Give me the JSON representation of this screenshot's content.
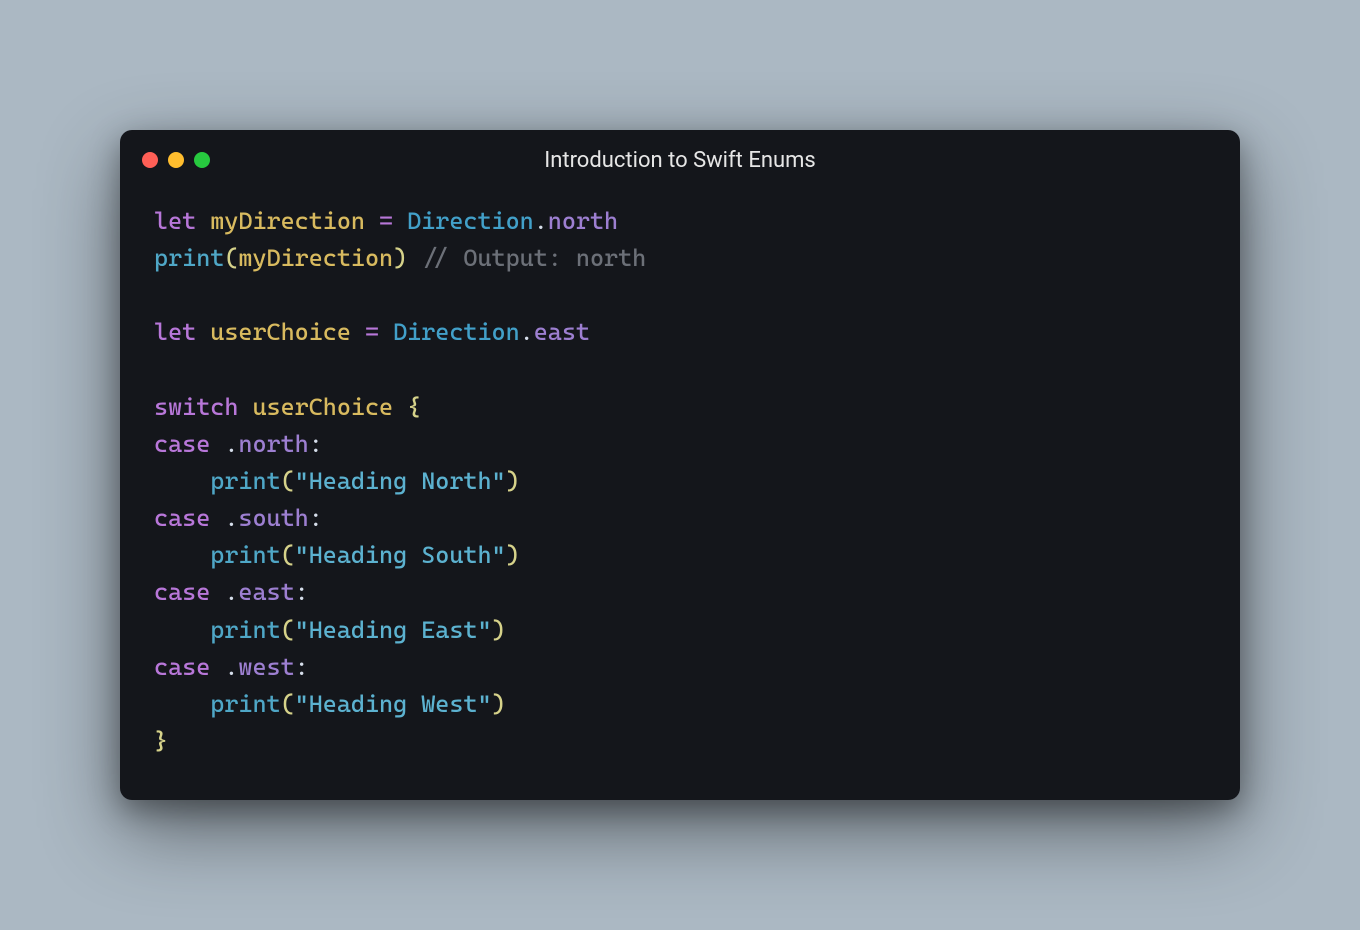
{
  "window": {
    "title": "Introduction to Swift Enums",
    "dots": {
      "red": "#ff5f56",
      "yellow": "#ffbd2e",
      "green": "#27c93f"
    }
  },
  "code": {
    "line1": {
      "let": "let",
      "var": "myDirection",
      "eq": "=",
      "type": "Direction",
      "dot": ".",
      "case": "north"
    },
    "line2": {
      "fn": "print",
      "lp": "(",
      "arg": "myDirection",
      "rp": ")",
      "comment": "// Output: north"
    },
    "line4": {
      "let": "let",
      "var": "userChoice",
      "eq": "=",
      "type": "Direction",
      "dot": ".",
      "case": "east"
    },
    "line6": {
      "switch": "switch",
      "var": "userChoice",
      "brace": "{"
    },
    "cases": [
      {
        "kw": "case",
        "dot": ".",
        "name": "north",
        "colon": ":",
        "fn": "print",
        "lp": "(",
        "str": "\"Heading North\"",
        "rp": ")"
      },
      {
        "kw": "case",
        "dot": ".",
        "name": "south",
        "colon": ":",
        "fn": "print",
        "lp": "(",
        "str": "\"Heading South\"",
        "rp": ")"
      },
      {
        "kw": "case",
        "dot": ".",
        "name": "east",
        "colon": ":",
        "fn": "print",
        "lp": "(",
        "str": "\"Heading East\"",
        "rp": ")"
      },
      {
        "kw": "case",
        "dot": ".",
        "name": "west",
        "colon": ":",
        "fn": "print",
        "lp": "(",
        "str": "\"Heading West\"",
        "rp": ")"
      }
    ],
    "close_brace": "}"
  }
}
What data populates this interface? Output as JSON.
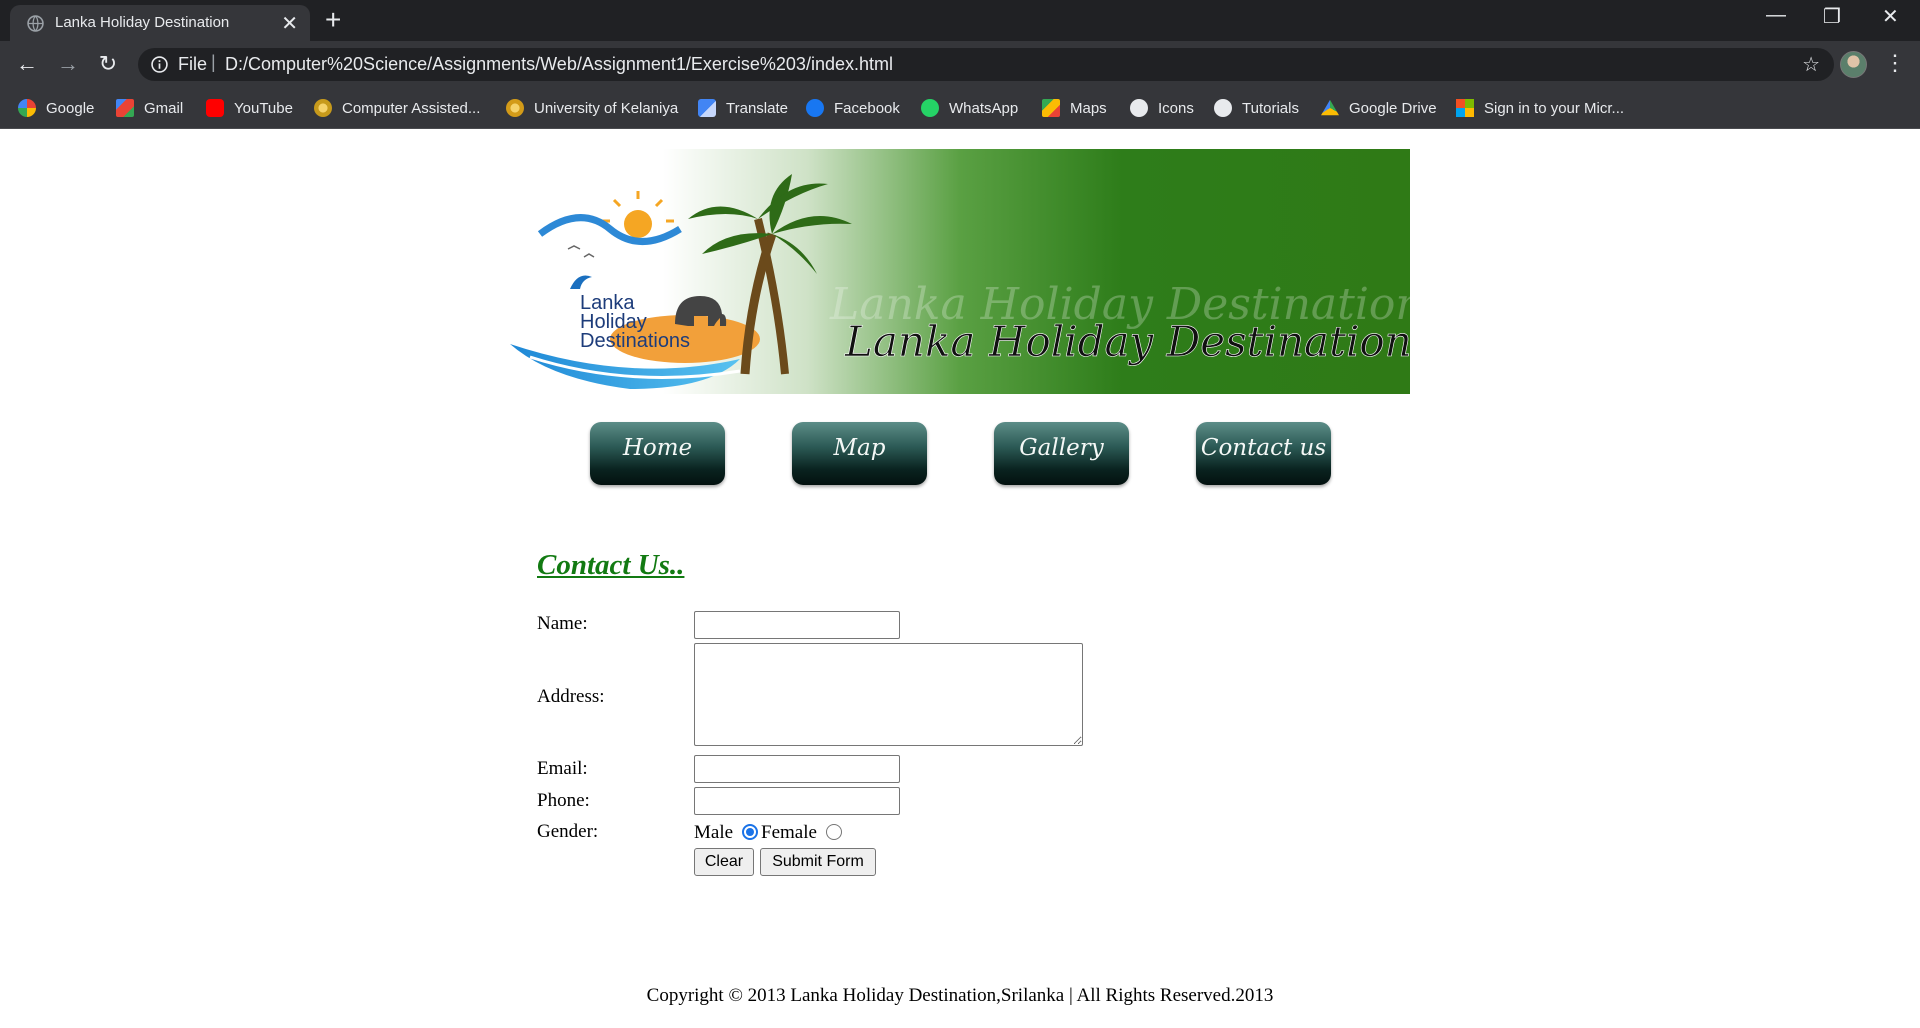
{
  "browser": {
    "tab_title": "Lanka Holiday Destination",
    "new_tab_label": "+",
    "close_tab_label": "✕",
    "window_controls": {
      "minimize": "—",
      "restore": "❐",
      "close": "✕"
    },
    "nav": {
      "back": "←",
      "forward": "→",
      "reload": "↻"
    },
    "address": {
      "scheme_label": "File",
      "separator": "|",
      "url": "D:/Computer%20Science/Assignments/Web/Assignment1/Exercise%203/index.html"
    },
    "star": "☆",
    "menu": "⋮",
    "bookmarks": [
      {
        "label": "Google",
        "icon": "google-icon",
        "color": "#4285f4"
      },
      {
        "label": "Gmail",
        "icon": "gmail-icon",
        "color": "#ea4335"
      },
      {
        "label": "YouTube",
        "icon": "youtube-icon",
        "color": "#ff0000"
      },
      {
        "label": "Computer Assisted...",
        "icon": "university-seal-icon",
        "color": "#c79a1b"
      },
      {
        "label": "University of Kelaniya",
        "icon": "university-seal-icon",
        "color": "#d39b18"
      },
      {
        "label": "Translate",
        "icon": "translate-icon",
        "color": "#4285f4"
      },
      {
        "label": "Facebook",
        "icon": "facebook-icon",
        "color": "#1877f2"
      },
      {
        "label": "WhatsApp",
        "icon": "whatsapp-icon",
        "color": "#25d366"
      },
      {
        "label": "Maps",
        "icon": "maps-icon",
        "color": "#34a853"
      },
      {
        "label": "Icons",
        "icon": "globe-icon",
        "color": "#e8eaed"
      },
      {
        "label": "Tutorials",
        "icon": "globe-icon",
        "color": "#e8eaed"
      },
      {
        "label": "Google Drive",
        "icon": "drive-icon",
        "color": "#fbbc04"
      },
      {
        "label": "Sign in to your Micr...",
        "icon": "microsoft-icon",
        "color": "#f25022"
      }
    ]
  },
  "banner": {
    "logo_line1": "Lanka",
    "logo_line2": "Holiday",
    "logo_line3": "Destinations",
    "title": "Lanka Holiday Destination",
    "accent_color": "#2e7d1a"
  },
  "menu": {
    "home": "Home",
    "map": "Map",
    "gallery": "Gallery",
    "contact": "Contact us"
  },
  "contact": {
    "heading": "Contact Us..",
    "name_label": "Name:",
    "address_label": "Address:",
    "email_label": "Email:",
    "phone_label": "Phone:",
    "gender_label": "Gender:",
    "gender_male": "Male",
    "gender_female": "Female",
    "selected_gender": "Male",
    "name_value": "",
    "address_value": "",
    "email_value": "",
    "phone_value": "",
    "clear_label": "Clear",
    "submit_label": "Submit Form"
  },
  "footer": {
    "text": "Copyright © 2013 Lanka Holiday Destination,Srilanka | All Rights Reserved.2013"
  }
}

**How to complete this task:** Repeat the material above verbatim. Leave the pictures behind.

**Solved problem:**
Give me the JSON representation of this screenshot's content.
{
  "window": {
    "title": "Introduction to Swift Enums",
    "dots": {
      "red": "#ff5f56",
      "yellow": "#ffbd2e",
      "green": "#27c93f"
    }
  },
  "code": {
    "line1": {
      "let": "let",
      "var": "myDirection",
      "eq": "=",
      "type": "Direction",
      "dot": ".",
      "case": "north"
    },
    "line2": {
      "fn": "print",
      "lp": "(",
      "arg": "myDirection",
      "rp": ")",
      "comment": "// Output: north"
    },
    "line4": {
      "let": "let",
      "var": "userChoice",
      "eq": "=",
      "type": "Direction",
      "dot": ".",
      "case": "east"
    },
    "line6": {
      "switch": "switch",
      "var": "userChoice",
      "brace": "{"
    },
    "cases": [
      {
        "kw": "case",
        "dot": ".",
        "name": "north",
        "colon": ":",
        "fn": "print",
        "lp": "(",
        "str": "\"Heading North\"",
        "rp": ")"
      },
      {
        "kw": "case",
        "dot": ".",
        "name": "south",
        "colon": ":",
        "fn": "print",
        "lp": "(",
        "str": "\"Heading South\"",
        "rp": ")"
      },
      {
        "kw": "case",
        "dot": ".",
        "name": "east",
        "colon": ":",
        "fn": "print",
        "lp": "(",
        "str": "\"Heading East\"",
        "rp": ")"
      },
      {
        "kw": "case",
        "dot": ".",
        "name": "west",
        "colon": ":",
        "fn": "print",
        "lp": "(",
        "str": "\"Heading West\"",
        "rp": ")"
      }
    ],
    "close_brace": "}"
  }
}
What data populates this interface? Output as JSON.
{
  "browser": {
    "tab_title": "Lanka Holiday Destination",
    "new_tab_label": "+",
    "close_tab_label": "✕",
    "window_controls": {
      "minimize": "—",
      "restore": "❐",
      "close": "✕"
    },
    "nav": {
      "back": "←",
      "forward": "→",
      "reload": "↻"
    },
    "address": {
      "scheme_label": "File",
      "separator": "|",
      "url": "D:/Computer%20Science/Assignments/Web/Assignment1/Exercise%203/index.html"
    },
    "star": "☆",
    "menu": "⋮",
    "bookmarks": [
      {
        "label": "Google",
        "icon": "google-icon",
        "color": "#4285f4"
      },
      {
        "label": "Gmail",
        "icon": "gmail-icon",
        "color": "#ea4335"
      },
      {
        "label": "YouTube",
        "icon": "youtube-icon",
        "color": "#ff0000"
      },
      {
        "label": "Computer Assisted...",
        "icon": "university-seal-icon",
        "color": "#c79a1b"
      },
      {
        "label": "University of Kelaniya",
        "icon": "university-seal-icon",
        "color": "#d39b18"
      },
      {
        "label": "Translate",
        "icon": "translate-icon",
        "color": "#4285f4"
      },
      {
        "label": "Facebook",
        "icon": "facebook-icon",
        "color": "#1877f2"
      },
      {
        "label": "WhatsApp",
        "icon": "whatsapp-icon",
        "color": "#25d366"
      },
      {
        "label": "Maps",
        "icon": "maps-icon",
        "color": "#34a853"
      },
      {
        "label": "Icons",
        "icon": "globe-icon",
        "color": "#e8eaed"
      },
      {
        "label": "Tutorials",
        "icon": "globe-icon",
        "color": "#e8eaed"
      },
      {
        "label": "Google Drive",
        "icon": "drive-icon",
        "color": "#fbbc04"
      },
      {
        "label": "Sign in to your Micr...",
        "icon": "microsoft-icon",
        "color": "#f25022"
      }
    ]
  },
  "banner": {
    "logo_line1": "Lanka",
    "logo_line2": "Holiday",
    "logo_line3": "Destinations",
    "title": "Lanka Holiday Destination",
    "accent_color": "#2e7d1a"
  },
  "menu": {
    "home": "Home",
    "map": "Map",
    "gallery": "Gallery",
    "contact": "Contact us"
  },
  "contact": {
    "heading": "Contact Us..",
    "name_label": "Name:",
    "address_label": "Address:",
    "email_label": "Email:",
    "phone_label": "Phone:",
    "gender_label": "Gender:",
    "gender_male": "Male",
    "gender_female": "Female",
    "selected_gender": "Male",
    "name_value": "",
    "address_value": "",
    "email_value": "",
    "phone_value": "",
    "clear_label": "Clear",
    "submit_label": "Submit Form"
  },
  "footer": {
    "text": "Copyright © 2013 Lanka Holiday Destination,Srilanka | All Rights Reserved.2013"
  }
}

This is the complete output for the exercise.